====== Given records ======

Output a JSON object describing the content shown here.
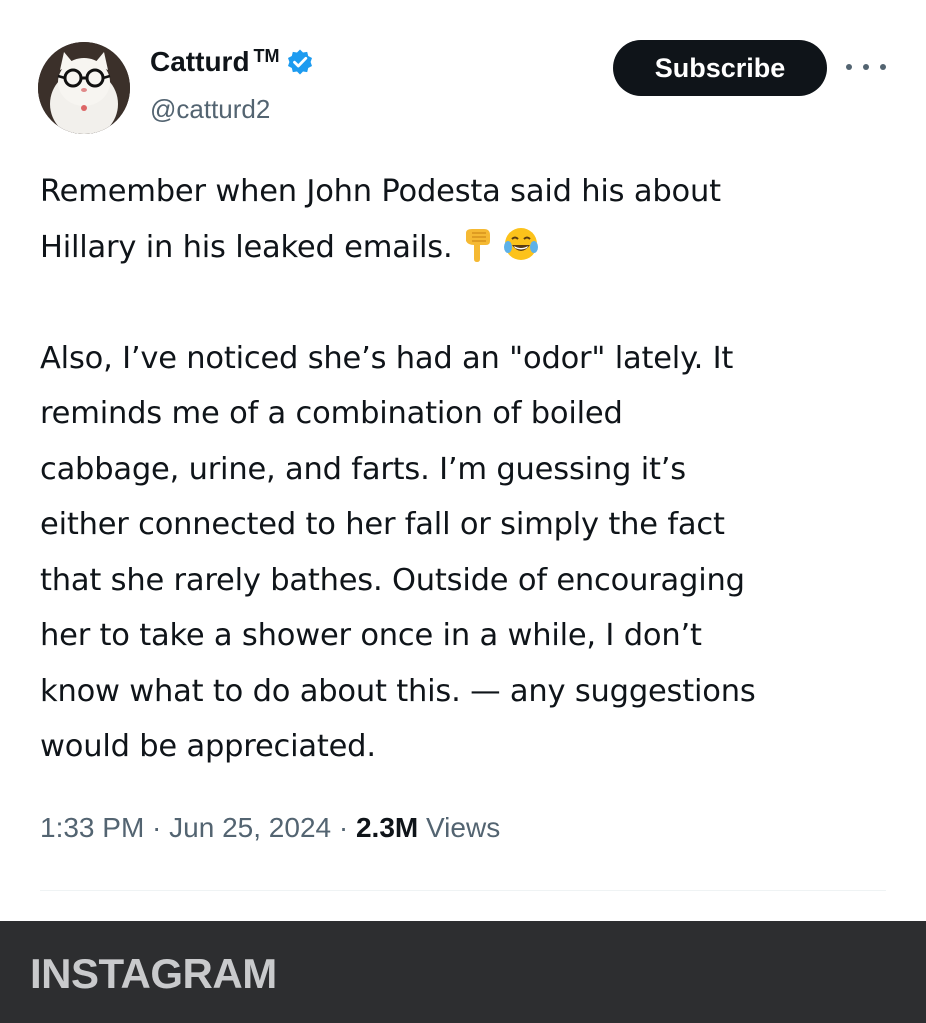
{
  "author": {
    "display_name": "Catturd",
    "trademark": "TM",
    "handle": "@catturd2",
    "verified_icon": "verified-badge-icon",
    "avatar_icon": "cat-with-glasses-avatar"
  },
  "actions": {
    "subscribe_label": "Subscribe",
    "more_icon": "more-options-icon"
  },
  "tweet": {
    "lines_paragraph_1": [
      "Remember when John Podesta said his about",
      "Hillary in his leaked emails."
    ],
    "emoji_1": "backhand-index-pointing-down-emoji",
    "emoji_2": "face-with-tears-of-joy-emoji",
    "lines_paragraph_2": [
      "Also, I’ve noticed she’s had an \"odor\" lately. It",
      "reminds me of a combination of boiled",
      "cabbage, urine, and farts. I’m guessing it’s",
      "either connected to her fall or simply the fact",
      "that she rarely bathes. Outside of encouraging",
      "her to take a shower once in a while, I don’t",
      "know what to do about this. — any suggestions",
      "would be appreciated."
    ]
  },
  "meta": {
    "time": "1:33 PM",
    "separator": " · ",
    "date": "Jun 25, 2024",
    "views_count": "2.3M",
    "views_label": " Views"
  },
  "footer": {
    "label": "INSTAGRAM"
  },
  "colors": {
    "text_primary": "#0f1419",
    "text_secondary": "#536471",
    "verified_blue": "#1d9bf0",
    "footer_bg": "#2d2e30"
  }
}
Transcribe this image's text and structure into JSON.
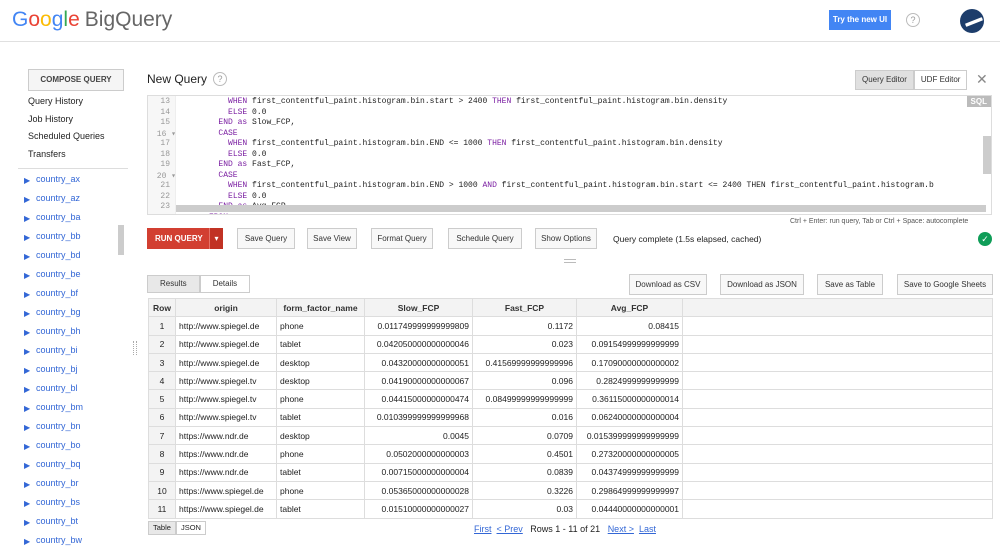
{
  "header": {
    "logo_google": [
      "G",
      "o",
      "o",
      "g",
      "l",
      "e"
    ],
    "logo_product": "BigQuery",
    "try_new_ui": "Try the new UI",
    "help": "?"
  },
  "sidebar": {
    "compose_label": "COMPOSE QUERY",
    "nav": [
      "Query History",
      "Job History",
      "Scheduled Queries",
      "Transfers"
    ],
    "datasets": [
      "country_ax",
      "country_az",
      "country_ba",
      "country_bb",
      "country_bd",
      "country_be",
      "country_bf",
      "country_bg",
      "country_bh",
      "country_bi",
      "country_bj",
      "country_bl",
      "country_bm",
      "country_bn",
      "country_bo",
      "country_bq",
      "country_br",
      "country_bs",
      "country_bt",
      "country_bw"
    ]
  },
  "query": {
    "title": "New Query",
    "help": "?",
    "tabs": [
      "Query Editor",
      "UDF Editor"
    ],
    "close": "✕",
    "sql_badge": "SQL",
    "lines": [
      {
        "n": "13",
        "fold": false,
        "indent": "          ",
        "kw": "WHEN",
        "rest": " first_contentful_paint.histogram.bin.start > 2400 ",
        "kw2": "THEN",
        "rest2": " first_contentful_paint.histogram.bin.density"
      },
      {
        "n": "14",
        "fold": false,
        "indent": "          ",
        "kw": "ELSE",
        "rest": " 0.0",
        "kw2": "",
        "rest2": ""
      },
      {
        "n": "15",
        "fold": false,
        "indent": "        ",
        "kw": "END",
        "rest": " ",
        "kw2": "as",
        "rest2": " Slow_FCP,"
      },
      {
        "n": "16",
        "fold": true,
        "indent": "        ",
        "kw": "CASE",
        "rest": "",
        "kw2": "",
        "rest2": ""
      },
      {
        "n": "17",
        "fold": false,
        "indent": "          ",
        "kw": "WHEN",
        "rest": " first_contentful_paint.histogram.bin.END <= 1000 ",
        "kw2": "THEN",
        "rest2": " first_contentful_paint.histogram.bin.density"
      },
      {
        "n": "18",
        "fold": false,
        "indent": "          ",
        "kw": "ELSE",
        "rest": " 0.0",
        "kw2": "",
        "rest2": ""
      },
      {
        "n": "19",
        "fold": false,
        "indent": "        ",
        "kw": "END",
        "rest": " ",
        "kw2": "as",
        "rest2": " Fast_FCP,"
      },
      {
        "n": "20",
        "fold": true,
        "indent": "        ",
        "kw": "CASE",
        "rest": "",
        "kw2": "",
        "rest2": ""
      },
      {
        "n": "21",
        "fold": false,
        "indent": "          ",
        "kw": "WHEN",
        "rest": " first_contentful_paint.histogram.bin.END > 1000 ",
        "kw2": "AND",
        "rest2": " first_contentful_paint.histogram.bin.start <= 2400 THEN first_contentful_paint.histogram.b"
      },
      {
        "n": "22",
        "fold": false,
        "indent": "          ",
        "kw": "ELSE",
        "rest": " 0.0",
        "kw2": "",
        "rest2": ""
      },
      {
        "n": "23",
        "fold": false,
        "indent": "        ",
        "kw": "END",
        "rest": " ",
        "kw2": "as",
        "rest2": " Avg_FCP,"
      },
      {
        "n": "",
        "fold": false,
        "indent": "      ",
        "kw": "FROM",
        "rest": "",
        "kw2": "",
        "rest2": ""
      }
    ],
    "hint": "Ctrl + Enter: run query, Tab or Ctrl + Space: autocomplete",
    "run_label": "RUN QUERY",
    "run_drop": "▾",
    "buttons": [
      "Save Query",
      "Save View",
      "Format Query",
      "Schedule Query",
      "Show Options"
    ],
    "status": "Query complete (1.5s elapsed, cached)",
    "status_icon": "✓",
    "status_color": "#0f9d58"
  },
  "results": {
    "tabs": [
      "Results",
      "Details"
    ],
    "actions": [
      "Download as CSV",
      "Download as JSON",
      "Save as Table",
      "Save to Google Sheets"
    ],
    "columns": [
      "Row",
      "origin",
      "form_factor_name",
      "Slow_FCP",
      "Fast_FCP",
      "Avg_FCP"
    ],
    "rows": [
      [
        "1",
        "http://www.spiegel.de",
        "phone",
        "0.011749999999999809",
        "0.1172",
        "0.08415"
      ],
      [
        "2",
        "http://www.spiegel.de",
        "tablet",
        "0.042050000000000046",
        "0.023",
        "0.09154999999999999"
      ],
      [
        "3",
        "http://www.spiegel.de",
        "desktop",
        "0.04320000000000051",
        "0.41569999999999996",
        "0.17090000000000002"
      ],
      [
        "4",
        "http://www.spiegel.tv",
        "desktop",
        "0.04190000000000067",
        "0.096",
        "0.2824999999999999"
      ],
      [
        "5",
        "http://www.spiegel.tv",
        "phone",
        "0.04415000000000474",
        "0.08499999999999999",
        "0.36115000000000014"
      ],
      [
        "6",
        "http://www.spiegel.tv",
        "tablet",
        "0.010399999999999968",
        "0.016",
        "0.06240000000000004"
      ],
      [
        "7",
        "https://www.ndr.de",
        "desktop",
        "0.0045",
        "0.0709",
        "0.015399999999999999"
      ],
      [
        "8",
        "https://www.ndr.de",
        "phone",
        "0.0502000000000003",
        "0.4501",
        "0.27320000000000005"
      ],
      [
        "9",
        "https://www.ndr.de",
        "tablet",
        "0.00715000000000004",
        "0.0839",
        "0.04374999999999999"
      ],
      [
        "10",
        "https://www.spiegel.de",
        "phone",
        "0.05365000000000028",
        "0.3226",
        "0.29864999999999997"
      ],
      [
        "11",
        "https://www.spiegel.de",
        "tablet",
        "0.01510000000000027",
        "0.03",
        "0.04440000000000001"
      ]
    ],
    "view_tabs": [
      "Table",
      "JSON"
    ],
    "pager": {
      "first": "First",
      "prev": "< Prev",
      "info": "Rows 1 - 11 of 21",
      "next": "Next >",
      "last": "Last"
    }
  }
}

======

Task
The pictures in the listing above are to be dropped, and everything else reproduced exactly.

Reply to the exercise
Output a JSON object describing the content shown here.
{
  "author": {
    "display_name": "Catturd",
    "trademark": "TM",
    "handle": "@catturd2",
    "verified_icon": "verified-badge-icon",
    "avatar_icon": "cat-with-glasses-avatar"
  },
  "actions": {
    "subscribe_label": "Subscribe",
    "more_icon": "more-options-icon"
  },
  "tweet": {
    "lines_paragraph_1": [
      "Remember when John Podesta said his about",
      "Hillary in his leaked emails."
    ],
    "emoji_1": "backhand-index-pointing-down-emoji",
    "emoji_2": "face-with-tears-of-joy-emoji",
    "lines_paragraph_2": [
      "Also, I’ve noticed she’s had an \"odor\" lately. It",
      "reminds me of a combination of boiled",
      "cabbage, urine, and farts. I’m guessing it’s",
      "either connected to her fall or simply the fact",
      "that she rarely bathes. Outside of encouraging",
      "her to take a shower once in a while, I don’t",
      "know what to do about this. — any suggestions",
      "would be appreciated."
    ]
  },
  "meta": {
    "time": "1:33 PM",
    "separator": " · ",
    "date": "Jun 25, 2024",
    "views_count": "2.3M",
    "views_label": " Views"
  },
  "footer": {
    "label": "INSTAGRAM"
  },
  "colors": {
    "text_primary": "#0f1419",
    "text_secondary": "#536471",
    "verified_blue": "#1d9bf0",
    "footer_bg": "#2d2e30"
  }
}
Transcribe this image's text and structure into JSON.
{
  "header": {
    "logo_google": [
      "G",
      "o",
      "o",
      "g",
      "l",
      "e"
    ],
    "logo_product": "BigQuery",
    "try_new_ui": "Try the new UI",
    "help": "?"
  },
  "sidebar": {
    "compose_label": "COMPOSE QUERY",
    "nav": [
      "Query History",
      "Job History",
      "Scheduled Queries",
      "Transfers"
    ],
    "datasets": [
      "country_ax",
      "country_az",
      "country_ba",
      "country_bb",
      "country_bd",
      "country_be",
      "country_bf",
      "country_bg",
      "country_bh",
      "country_bi",
      "country_bj",
      "country_bl",
      "country_bm",
      "country_bn",
      "country_bo",
      "country_bq",
      "country_br",
      "country_bs",
      "country_bt",
      "country_bw"
    ]
  },
  "query": {
    "title": "New Query",
    "help": "?",
    "tabs": [
      "Query Editor",
      "UDF Editor"
    ],
    "close": "✕",
    "sql_badge": "SQL",
    "lines": [
      {
        "n": "13",
        "fold": false,
        "indent": "          ",
        "kw": "WHEN",
        "rest": " first_contentful_paint.histogram.bin.start > 2400 ",
        "kw2": "THEN",
        "rest2": " first_contentful_paint.histogram.bin.density"
      },
      {
        "n": "14",
        "fold": false,
        "indent": "          ",
        "kw": "ELSE",
        "rest": " 0.0",
        "kw2": "",
        "rest2": ""
      },
      {
        "n": "15",
        "fold": false,
        "indent": "        ",
        "kw": "END",
        "rest": " ",
        "kw2": "as",
        "rest2": " Slow_FCP,"
      },
      {
        "n": "16",
        "fold": true,
        "indent": "        ",
        "kw": "CASE",
        "rest": "",
        "kw2": "",
        "rest2": ""
      },
      {
        "n": "17",
        "fold": false,
        "indent": "          ",
        "kw": "WHEN",
        "rest": " first_contentful_paint.histogram.bin.END <= 1000 ",
        "kw2": "THEN",
        "rest2": " first_contentful_paint.histogram.bin.density"
      },
      {
        "n": "18",
        "fold": false,
        "indent": "          ",
        "kw": "ELSE",
        "rest": " 0.0",
        "kw2": "",
        "rest2": ""
      },
      {
        "n": "19",
        "fold": false,
        "indent": "        ",
        "kw": "END",
        "rest": " ",
        "kw2": "as",
        "rest2": " Fast_FCP,"
      },
      {
        "n": "20",
        "fold": true,
        "indent": "        ",
        "kw": "CASE",
        "rest": "",
        "kw2": "",
        "rest2": ""
      },
      {
        "n": "21",
        "fold": false,
        "indent": "          ",
        "kw": "WHEN",
        "rest": " first_contentful_paint.histogram.bin.END > 1000 ",
        "kw2": "AND",
        "rest2": " first_contentful_paint.histogram.bin.start <= 2400 THEN first_contentful_paint.histogram.b"
      },
      {
        "n": "22",
        "fold": false,
        "indent": "          ",
        "kw": "ELSE",
        "rest": " 0.0",
        "kw2": "",
        "rest2": ""
      },
      {
        "n": "23",
        "fold": false,
        "indent": "        ",
        "kw": "END",
        "rest": " ",
        "kw2": "as",
        "rest2": " Avg_FCP,"
      },
      {
        "n": "",
        "fold": false,
        "indent": "      ",
        "kw": "FROM",
        "rest": "",
        "kw2": "",
        "rest2": ""
      }
    ],
    "hint": "Ctrl + Enter: run query, Tab or Ctrl + Space: autocomplete",
    "run_label": "RUN QUERY",
    "run_drop": "▾",
    "buttons": [
      "Save Query",
      "Save View",
      "Format Query",
      "Schedule Query",
      "Show Options"
    ],
    "status": "Query complete (1.5s elapsed, cached)",
    "status_icon": "✓",
    "status_color": "#0f9d58"
  },
  "results": {
    "tabs": [
      "Results",
      "Details"
    ],
    "actions": [
      "Download as CSV",
      "Download as JSON",
      "Save as Table",
      "Save to Google Sheets"
    ],
    "columns": [
      "Row",
      "origin",
      "form_factor_name",
      "Slow_FCP",
      "Fast_FCP",
      "Avg_FCP"
    ],
    "rows": [
      [
        "1",
        "http://www.spiegel.de",
        "phone",
        "0.011749999999999809",
        "0.1172",
        "0.08415"
      ],
      [
        "2",
        "http://www.spiegel.de",
        "tablet",
        "0.042050000000000046",
        "0.023",
        "0.09154999999999999"
      ],
      [
        "3",
        "http://www.spiegel.de",
        "desktop",
        "0.04320000000000051",
        "0.41569999999999996",
        "0.17090000000000002"
      ],
      [
        "4",
        "http://www.spiegel.tv",
        "desktop",
        "0.04190000000000067",
        "0.096",
        "0.2824999999999999"
      ],
      [
        "5",
        "http://www.spiegel.tv",
        "phone",
        "0.04415000000000474",
        "0.08499999999999999",
        "0.36115000000000014"
      ],
      [
        "6",
        "http://www.spiegel.tv",
        "tablet",
        "0.010399999999999968",
        "0.016",
        "0.06240000000000004"
      ],
      [
        "7",
        "https://www.ndr.de",
        "desktop",
        "0.0045",
        "0.0709",
        "0.015399999999999999"
      ],
      [
        "8",
        "https://www.ndr.de",
        "phone",
        "0.0502000000000003",
        "0.4501",
        "0.27320000000000005"
      ],
      [
        "9",
        "https://www.ndr.de",
        "tablet",
        "0.00715000000000004",
        "0.0839",
        "0.04374999999999999"
      ],
      [
        "10",
        "https://www.spiegel.de",
        "phone",
        "0.05365000000000028",
        "0.3226",
        "0.29864999999999997"
      ],
      [
        "11",
        "https://www.spiegel.de",
        "tablet",
        "0.01510000000000027",
        "0.03",
        "0.04440000000000001"
      ]
    ],
    "view_tabs": [
      "Table",
      "JSON"
    ],
    "pager": {
      "first": "First",
      "prev": "< Prev",
      "info": "Rows 1 - 11 of 21",
      "next": "Next >",
      "last": "Last"
    }
  }
}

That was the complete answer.